They say that no athlete or coach is ever above the sport, but there are real-life causes that can overshadow sports.
In this case, it’s the American Cancer Society which will take center stage on Friday night when the La Caada High School softball team hosts Rio Hondo League rival San Marino. It’s a game under the lights that features arguably the two best pitchers in the area in La Caada’s Lauren Cox (1.12 ERA, 51 strikeouts) and San Marino’s Michelle Floyd, a 6-foot-4 junior who is second in the state in strikeouts with 114 and has a 0.71 ERA.
“We say all the time that playing sports is more than wins and losses,” La Caada coach KC Mathews said. “And this is one of those events where the girls have really gotten into the spirit of it and doing more than just playign softball.”
It started three years ago through donations at La Caada’s annual 100-inning game, raising roughly $400. The event then was moved under the lights last year in conjunction with San Marino, raising approximately $1,000. Already, La Caada has raised $2,500 through sponsorship of a program that will debut at Friday’s game, an idea that came to fruition courtesy of junior Jessica Ogden who wanted to be more involved, and has so far gone above and beyond.
“She has really taken the lead and created the program for the game,” Mathews said.
Perhaps the best part is that 100 percent of the proceeds go to the local chapter of the American Cancer Society. Also, players from both teams will wear specially made t-shirts for the game instead of jerseys, La Caada in pink and San Marino in white. Those who donate $20 will receive a shirt.
But the donation drive isn’t all La Caada is commited in doing. The Spartans will take part in the Relay for Life, a 24-hour walk-a-thon- on Mother’s Day weekend at Clark Magnet School in La Crescenta.
“We took a tour of the facility in Pasadena,” Mathews said. “It really touched the girls and they’ve asked more to get invovled.”

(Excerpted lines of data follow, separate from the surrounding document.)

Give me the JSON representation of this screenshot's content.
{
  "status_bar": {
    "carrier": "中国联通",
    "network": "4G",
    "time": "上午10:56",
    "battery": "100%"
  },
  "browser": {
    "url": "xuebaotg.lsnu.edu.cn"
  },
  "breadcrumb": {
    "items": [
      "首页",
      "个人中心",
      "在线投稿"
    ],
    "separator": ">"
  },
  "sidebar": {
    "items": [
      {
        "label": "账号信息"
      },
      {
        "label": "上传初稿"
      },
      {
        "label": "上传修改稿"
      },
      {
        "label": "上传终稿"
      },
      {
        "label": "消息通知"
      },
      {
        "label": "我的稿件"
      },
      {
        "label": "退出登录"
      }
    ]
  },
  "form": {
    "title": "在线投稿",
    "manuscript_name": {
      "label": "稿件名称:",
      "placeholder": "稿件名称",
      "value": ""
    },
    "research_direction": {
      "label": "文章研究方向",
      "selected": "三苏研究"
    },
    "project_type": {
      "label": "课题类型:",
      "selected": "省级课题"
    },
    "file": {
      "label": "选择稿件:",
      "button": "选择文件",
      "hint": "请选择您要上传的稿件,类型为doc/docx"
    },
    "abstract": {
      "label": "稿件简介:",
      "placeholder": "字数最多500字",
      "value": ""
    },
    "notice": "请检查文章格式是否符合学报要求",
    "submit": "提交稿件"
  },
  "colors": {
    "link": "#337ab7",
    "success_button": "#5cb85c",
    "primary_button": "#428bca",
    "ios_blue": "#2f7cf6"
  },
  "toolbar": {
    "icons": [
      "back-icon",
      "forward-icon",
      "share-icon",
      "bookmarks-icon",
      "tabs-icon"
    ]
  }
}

Ogden in particular who took the idea and ran with it. Now, the school’s athletic council has challenged other sports to participate.
The game expects to draw a big crowd, which could bring in more donations and a longer line for the planned catering truck that will sell burgers.
“The fact that it promises to be a good competitive game at the same time for fans to come out and see makes this that much more impactful,” Mathews said.